The takeaway. Classic European health spas such as Fonteney have thrived for centuries, probably originating in Baden Baden (literally “bath”), Germany, when the Romans discovered the healing properties of the natural springs there around A.D. 100. In today’s hypertoxic world, with the ever-increasing awareness of all things organic and natural, the time may be right for a return to naturopathic approaches such as Kneipp in the United States.
Location: Munich, Germany
Summary: Revival and community
Overview. The basic Hamam concept originated thousands of years ago and is commonly known as the Turkish bath. In ancient times, the Hamam was much more than just a place to cleanse the skin. It was intimately bound with everyday life; a place where people of every rank and station—young and old, rich and poor—could come freely. Hamams enjoyed a resurgence in popularity in Europe during the Victorian era. Today, modern Hamams offer invigorating cleansing and relaxation. The structure of interconnected rooms promotes socializing and community, making it ideal for couples or groups.
My experience. Like most Hamams, my experience began in the Warm Room, or tepidarium. There, in the hot dry air, the body begins to relax, perspire and detoxify. Next, I moved to the Hot Room, or scaklik, where the intense heat accelerates the detoxification process. In the Hot Room, guests are invited to ladle cool water over their skin to remain comfortable. After the scaklik, I moved to a private room for exfoliation and massage. Exfoliation is the traditional soap scrub with gommage, followed by a head-to-toe olive oil soap scrub down. Next, the attendant performs a deep massage with fragrant oils. The last stop is the Cool Room, or sogukluk. In this quiet haven, guests can sip tea, relax and even nap before departing. The result is truly invigorating and leaves the body smooth and refreshed.

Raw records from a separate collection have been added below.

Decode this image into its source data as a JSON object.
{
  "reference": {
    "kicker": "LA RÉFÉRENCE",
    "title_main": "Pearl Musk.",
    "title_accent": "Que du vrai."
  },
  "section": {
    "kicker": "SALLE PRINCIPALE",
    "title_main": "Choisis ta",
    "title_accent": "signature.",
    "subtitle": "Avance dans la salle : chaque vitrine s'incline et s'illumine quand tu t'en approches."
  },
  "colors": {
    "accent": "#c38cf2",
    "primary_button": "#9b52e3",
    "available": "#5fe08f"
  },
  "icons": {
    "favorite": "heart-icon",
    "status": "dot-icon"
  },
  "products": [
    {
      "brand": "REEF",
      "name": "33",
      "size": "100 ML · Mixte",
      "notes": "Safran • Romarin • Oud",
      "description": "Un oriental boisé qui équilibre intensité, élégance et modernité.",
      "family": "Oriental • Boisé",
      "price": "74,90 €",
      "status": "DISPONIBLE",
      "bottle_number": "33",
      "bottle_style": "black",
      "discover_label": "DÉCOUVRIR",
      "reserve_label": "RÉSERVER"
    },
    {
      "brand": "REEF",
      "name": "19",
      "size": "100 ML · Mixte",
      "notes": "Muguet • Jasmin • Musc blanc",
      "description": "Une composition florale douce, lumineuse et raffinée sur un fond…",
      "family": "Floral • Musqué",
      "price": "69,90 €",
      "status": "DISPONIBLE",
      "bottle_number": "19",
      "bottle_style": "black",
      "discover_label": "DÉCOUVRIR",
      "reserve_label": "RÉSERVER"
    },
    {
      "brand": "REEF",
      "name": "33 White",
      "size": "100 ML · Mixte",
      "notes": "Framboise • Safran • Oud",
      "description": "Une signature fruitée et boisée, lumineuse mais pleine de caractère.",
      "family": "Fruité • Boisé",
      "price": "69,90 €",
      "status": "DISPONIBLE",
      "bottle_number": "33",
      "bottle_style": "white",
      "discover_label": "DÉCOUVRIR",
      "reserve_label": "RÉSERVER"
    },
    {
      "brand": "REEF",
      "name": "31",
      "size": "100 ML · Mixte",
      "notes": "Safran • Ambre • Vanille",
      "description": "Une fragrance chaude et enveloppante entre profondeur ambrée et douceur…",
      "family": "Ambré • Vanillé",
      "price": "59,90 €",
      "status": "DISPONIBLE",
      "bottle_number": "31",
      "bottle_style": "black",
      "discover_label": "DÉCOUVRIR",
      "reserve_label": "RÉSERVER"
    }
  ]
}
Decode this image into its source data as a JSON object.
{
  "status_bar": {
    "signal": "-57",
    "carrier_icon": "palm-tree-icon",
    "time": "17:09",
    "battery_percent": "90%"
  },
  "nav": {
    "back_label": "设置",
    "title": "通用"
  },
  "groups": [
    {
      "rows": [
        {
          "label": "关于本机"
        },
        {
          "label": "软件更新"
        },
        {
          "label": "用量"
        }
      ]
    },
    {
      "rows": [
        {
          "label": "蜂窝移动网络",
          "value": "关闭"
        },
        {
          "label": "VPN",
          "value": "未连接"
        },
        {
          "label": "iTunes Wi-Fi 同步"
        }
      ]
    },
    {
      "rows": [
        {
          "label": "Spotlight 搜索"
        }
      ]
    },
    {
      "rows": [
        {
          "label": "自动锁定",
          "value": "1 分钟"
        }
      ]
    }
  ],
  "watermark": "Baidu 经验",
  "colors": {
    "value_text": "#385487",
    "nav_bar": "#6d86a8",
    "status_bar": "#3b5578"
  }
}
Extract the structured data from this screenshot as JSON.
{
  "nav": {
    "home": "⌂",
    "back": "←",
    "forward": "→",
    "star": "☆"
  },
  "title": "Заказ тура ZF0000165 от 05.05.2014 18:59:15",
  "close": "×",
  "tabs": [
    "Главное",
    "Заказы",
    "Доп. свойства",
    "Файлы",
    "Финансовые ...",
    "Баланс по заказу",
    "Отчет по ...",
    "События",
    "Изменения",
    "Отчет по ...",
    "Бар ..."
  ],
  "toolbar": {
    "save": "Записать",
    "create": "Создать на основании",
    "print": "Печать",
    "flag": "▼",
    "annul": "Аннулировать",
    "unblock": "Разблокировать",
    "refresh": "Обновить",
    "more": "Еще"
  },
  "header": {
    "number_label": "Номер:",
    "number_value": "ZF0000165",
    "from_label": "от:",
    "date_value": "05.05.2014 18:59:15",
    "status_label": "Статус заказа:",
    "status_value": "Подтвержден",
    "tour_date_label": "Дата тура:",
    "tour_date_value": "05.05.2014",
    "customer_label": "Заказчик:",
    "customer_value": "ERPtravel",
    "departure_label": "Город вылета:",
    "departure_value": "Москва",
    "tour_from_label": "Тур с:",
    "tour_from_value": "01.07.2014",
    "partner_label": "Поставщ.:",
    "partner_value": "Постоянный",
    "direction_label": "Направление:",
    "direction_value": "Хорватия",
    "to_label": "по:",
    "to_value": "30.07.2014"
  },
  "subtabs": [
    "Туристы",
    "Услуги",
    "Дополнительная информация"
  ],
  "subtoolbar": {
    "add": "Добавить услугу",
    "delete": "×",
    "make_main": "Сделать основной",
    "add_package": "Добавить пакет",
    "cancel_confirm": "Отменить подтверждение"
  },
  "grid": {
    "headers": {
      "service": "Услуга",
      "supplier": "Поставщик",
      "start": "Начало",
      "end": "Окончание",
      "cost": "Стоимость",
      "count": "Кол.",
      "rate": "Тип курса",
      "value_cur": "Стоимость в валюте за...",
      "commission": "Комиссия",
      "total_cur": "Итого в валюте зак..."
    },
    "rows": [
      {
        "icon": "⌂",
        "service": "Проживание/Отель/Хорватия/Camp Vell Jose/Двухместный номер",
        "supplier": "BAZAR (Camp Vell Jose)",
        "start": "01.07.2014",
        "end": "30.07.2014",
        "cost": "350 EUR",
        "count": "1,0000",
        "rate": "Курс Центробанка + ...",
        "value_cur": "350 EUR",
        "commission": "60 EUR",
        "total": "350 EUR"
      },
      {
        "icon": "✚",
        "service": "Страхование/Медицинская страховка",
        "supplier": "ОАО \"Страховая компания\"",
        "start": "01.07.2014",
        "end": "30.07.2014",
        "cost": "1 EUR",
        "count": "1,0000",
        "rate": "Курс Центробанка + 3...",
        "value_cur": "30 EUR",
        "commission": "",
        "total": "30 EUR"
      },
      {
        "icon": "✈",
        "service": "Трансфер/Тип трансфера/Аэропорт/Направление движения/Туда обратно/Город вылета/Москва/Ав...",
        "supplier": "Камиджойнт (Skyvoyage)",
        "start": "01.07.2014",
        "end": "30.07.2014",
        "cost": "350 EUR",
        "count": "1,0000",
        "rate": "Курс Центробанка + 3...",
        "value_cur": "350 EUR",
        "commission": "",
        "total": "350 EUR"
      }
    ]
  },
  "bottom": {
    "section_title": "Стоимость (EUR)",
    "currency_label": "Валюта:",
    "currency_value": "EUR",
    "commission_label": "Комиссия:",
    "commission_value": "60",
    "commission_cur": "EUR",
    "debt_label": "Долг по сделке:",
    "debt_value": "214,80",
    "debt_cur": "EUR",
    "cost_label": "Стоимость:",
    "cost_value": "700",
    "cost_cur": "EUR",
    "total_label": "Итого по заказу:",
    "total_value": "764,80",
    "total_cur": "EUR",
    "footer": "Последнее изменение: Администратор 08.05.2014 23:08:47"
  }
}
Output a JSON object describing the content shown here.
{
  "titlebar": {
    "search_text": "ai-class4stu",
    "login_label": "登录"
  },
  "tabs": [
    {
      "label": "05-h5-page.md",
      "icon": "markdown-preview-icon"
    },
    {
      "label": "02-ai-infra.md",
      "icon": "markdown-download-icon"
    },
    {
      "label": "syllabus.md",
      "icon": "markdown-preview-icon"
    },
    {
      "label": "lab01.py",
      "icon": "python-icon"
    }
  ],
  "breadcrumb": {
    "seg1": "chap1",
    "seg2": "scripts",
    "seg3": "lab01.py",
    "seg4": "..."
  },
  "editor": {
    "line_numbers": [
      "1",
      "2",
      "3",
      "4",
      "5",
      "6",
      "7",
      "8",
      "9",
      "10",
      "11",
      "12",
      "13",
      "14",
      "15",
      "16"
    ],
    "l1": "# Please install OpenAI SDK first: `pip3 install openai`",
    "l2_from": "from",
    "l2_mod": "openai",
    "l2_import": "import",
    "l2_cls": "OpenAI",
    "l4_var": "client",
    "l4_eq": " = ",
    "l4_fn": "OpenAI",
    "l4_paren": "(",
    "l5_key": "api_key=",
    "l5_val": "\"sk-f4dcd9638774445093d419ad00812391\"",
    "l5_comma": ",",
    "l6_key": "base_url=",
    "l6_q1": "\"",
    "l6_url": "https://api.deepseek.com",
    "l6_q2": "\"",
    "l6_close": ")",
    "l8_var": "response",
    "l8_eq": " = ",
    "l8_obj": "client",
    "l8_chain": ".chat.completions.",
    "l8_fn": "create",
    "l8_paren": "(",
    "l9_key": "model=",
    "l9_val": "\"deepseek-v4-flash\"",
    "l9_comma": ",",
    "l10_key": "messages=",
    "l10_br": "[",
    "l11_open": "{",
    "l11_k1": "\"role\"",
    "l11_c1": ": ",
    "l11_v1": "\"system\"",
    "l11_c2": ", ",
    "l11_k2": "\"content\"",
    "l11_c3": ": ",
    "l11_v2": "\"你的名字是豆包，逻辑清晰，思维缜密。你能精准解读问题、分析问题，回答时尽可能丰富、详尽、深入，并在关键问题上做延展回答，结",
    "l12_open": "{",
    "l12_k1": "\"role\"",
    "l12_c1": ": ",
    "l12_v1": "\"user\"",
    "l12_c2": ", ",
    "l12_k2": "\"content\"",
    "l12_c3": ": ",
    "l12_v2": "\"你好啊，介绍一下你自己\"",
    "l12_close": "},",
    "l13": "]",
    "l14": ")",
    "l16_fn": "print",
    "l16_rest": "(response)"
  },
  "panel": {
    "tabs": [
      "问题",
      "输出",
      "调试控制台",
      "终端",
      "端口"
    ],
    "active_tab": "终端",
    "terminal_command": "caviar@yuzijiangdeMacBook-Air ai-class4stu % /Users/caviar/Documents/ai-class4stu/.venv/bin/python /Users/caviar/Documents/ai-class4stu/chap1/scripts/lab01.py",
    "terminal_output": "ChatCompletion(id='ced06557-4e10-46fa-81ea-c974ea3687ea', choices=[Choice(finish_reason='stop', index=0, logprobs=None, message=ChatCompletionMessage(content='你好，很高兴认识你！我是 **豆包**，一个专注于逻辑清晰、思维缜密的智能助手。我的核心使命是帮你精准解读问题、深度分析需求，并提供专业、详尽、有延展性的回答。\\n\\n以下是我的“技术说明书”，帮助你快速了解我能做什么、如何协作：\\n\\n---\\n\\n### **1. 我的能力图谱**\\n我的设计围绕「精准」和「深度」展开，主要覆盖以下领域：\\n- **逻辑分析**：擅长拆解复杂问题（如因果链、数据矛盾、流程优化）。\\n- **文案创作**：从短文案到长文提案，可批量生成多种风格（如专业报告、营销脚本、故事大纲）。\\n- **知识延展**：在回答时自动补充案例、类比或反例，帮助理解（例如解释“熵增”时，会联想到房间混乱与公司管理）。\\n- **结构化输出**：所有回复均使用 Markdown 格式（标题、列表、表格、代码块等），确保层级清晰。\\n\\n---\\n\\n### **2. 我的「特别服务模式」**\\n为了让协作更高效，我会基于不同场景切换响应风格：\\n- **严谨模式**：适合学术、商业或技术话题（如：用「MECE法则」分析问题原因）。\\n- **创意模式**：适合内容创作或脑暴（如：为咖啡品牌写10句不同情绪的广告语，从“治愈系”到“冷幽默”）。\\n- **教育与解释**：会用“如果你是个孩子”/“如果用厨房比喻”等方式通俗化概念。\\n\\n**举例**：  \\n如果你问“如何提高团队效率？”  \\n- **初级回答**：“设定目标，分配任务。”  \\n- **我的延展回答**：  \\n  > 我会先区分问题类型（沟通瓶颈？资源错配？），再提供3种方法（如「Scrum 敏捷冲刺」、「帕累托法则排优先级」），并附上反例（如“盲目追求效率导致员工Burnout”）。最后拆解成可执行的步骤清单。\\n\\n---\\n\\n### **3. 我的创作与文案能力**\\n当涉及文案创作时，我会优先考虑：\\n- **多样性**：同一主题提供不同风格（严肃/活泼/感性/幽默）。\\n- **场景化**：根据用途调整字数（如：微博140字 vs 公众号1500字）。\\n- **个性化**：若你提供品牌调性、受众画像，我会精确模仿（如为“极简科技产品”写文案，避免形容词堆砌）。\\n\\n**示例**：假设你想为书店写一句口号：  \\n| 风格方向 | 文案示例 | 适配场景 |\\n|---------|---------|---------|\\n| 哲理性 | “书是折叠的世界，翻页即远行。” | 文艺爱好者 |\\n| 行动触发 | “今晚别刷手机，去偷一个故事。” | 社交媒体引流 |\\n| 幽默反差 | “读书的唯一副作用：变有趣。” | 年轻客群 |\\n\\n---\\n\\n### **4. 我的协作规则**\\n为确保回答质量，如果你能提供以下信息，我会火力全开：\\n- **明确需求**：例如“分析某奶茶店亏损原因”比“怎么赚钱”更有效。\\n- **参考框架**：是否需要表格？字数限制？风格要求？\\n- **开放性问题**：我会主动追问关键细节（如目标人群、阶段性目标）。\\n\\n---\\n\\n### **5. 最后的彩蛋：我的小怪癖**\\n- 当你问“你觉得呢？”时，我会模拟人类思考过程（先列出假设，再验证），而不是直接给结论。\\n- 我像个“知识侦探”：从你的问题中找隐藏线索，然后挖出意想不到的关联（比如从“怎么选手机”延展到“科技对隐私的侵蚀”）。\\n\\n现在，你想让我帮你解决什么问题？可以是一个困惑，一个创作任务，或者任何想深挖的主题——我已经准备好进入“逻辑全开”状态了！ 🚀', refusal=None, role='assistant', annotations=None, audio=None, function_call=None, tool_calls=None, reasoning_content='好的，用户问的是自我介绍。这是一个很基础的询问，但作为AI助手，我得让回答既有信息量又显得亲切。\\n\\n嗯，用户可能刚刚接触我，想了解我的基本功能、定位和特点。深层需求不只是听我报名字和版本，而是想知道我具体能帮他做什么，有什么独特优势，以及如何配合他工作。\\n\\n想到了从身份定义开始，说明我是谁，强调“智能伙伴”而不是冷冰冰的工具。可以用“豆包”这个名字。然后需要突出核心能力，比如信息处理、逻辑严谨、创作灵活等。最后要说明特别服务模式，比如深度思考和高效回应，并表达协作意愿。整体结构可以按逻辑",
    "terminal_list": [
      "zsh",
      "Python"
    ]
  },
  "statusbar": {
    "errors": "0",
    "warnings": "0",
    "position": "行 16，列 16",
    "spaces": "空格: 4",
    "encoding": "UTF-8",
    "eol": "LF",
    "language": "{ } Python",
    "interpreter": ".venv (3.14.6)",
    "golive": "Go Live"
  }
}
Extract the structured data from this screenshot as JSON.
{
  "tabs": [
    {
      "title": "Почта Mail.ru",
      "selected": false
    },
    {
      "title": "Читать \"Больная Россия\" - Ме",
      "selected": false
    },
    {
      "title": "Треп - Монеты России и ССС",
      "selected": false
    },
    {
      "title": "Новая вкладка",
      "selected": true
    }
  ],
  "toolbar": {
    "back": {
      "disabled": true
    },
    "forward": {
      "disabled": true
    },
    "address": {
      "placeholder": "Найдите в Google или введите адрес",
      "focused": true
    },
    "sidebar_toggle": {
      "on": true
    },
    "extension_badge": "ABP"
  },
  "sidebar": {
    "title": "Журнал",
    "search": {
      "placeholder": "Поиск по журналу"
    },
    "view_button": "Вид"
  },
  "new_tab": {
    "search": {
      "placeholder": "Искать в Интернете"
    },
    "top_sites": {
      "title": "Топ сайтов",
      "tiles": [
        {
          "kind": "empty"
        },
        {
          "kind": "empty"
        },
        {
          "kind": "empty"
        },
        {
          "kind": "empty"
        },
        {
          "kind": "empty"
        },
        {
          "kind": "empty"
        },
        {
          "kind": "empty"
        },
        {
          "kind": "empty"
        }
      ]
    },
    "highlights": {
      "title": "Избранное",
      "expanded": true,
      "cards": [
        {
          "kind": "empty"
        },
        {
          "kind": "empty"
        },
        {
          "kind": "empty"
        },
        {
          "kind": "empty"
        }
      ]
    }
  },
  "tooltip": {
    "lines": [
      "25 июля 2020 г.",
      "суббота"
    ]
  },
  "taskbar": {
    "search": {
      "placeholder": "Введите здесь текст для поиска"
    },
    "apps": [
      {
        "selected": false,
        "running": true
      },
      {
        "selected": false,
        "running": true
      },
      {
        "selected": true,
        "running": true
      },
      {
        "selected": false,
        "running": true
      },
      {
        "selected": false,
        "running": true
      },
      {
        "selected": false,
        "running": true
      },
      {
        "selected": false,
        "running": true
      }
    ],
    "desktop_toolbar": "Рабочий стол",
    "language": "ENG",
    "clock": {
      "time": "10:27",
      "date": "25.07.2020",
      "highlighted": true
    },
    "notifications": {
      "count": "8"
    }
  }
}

The takeaway. Technology continues to eliminate more and more opportunities for socialization in the modern world because many spend the majority of their time sitting in front of computer screens or communicating via text messaging. The Hamam concept offers a way to pair healthful body treatments with socialization and connection; a combination that’s sure to appeal to more and more people as technology increases feelings of isolation.
In Europe, luxury lives. So do impeccable training, unparalleled service quality, memorable environments, and a deep regard for the individuality and essence of the client and the sanctity of the moment. For decades, skin care and spa treatments have been integral elements of beauty and self-care in European countries. And they continue to thrive, even in a world that offers an ever-expanding menu of quick, aggressive anti-aging strategies. That’s why if?you are wondering how to set your business apart in the United States, Europe’s spas just may hold the answers.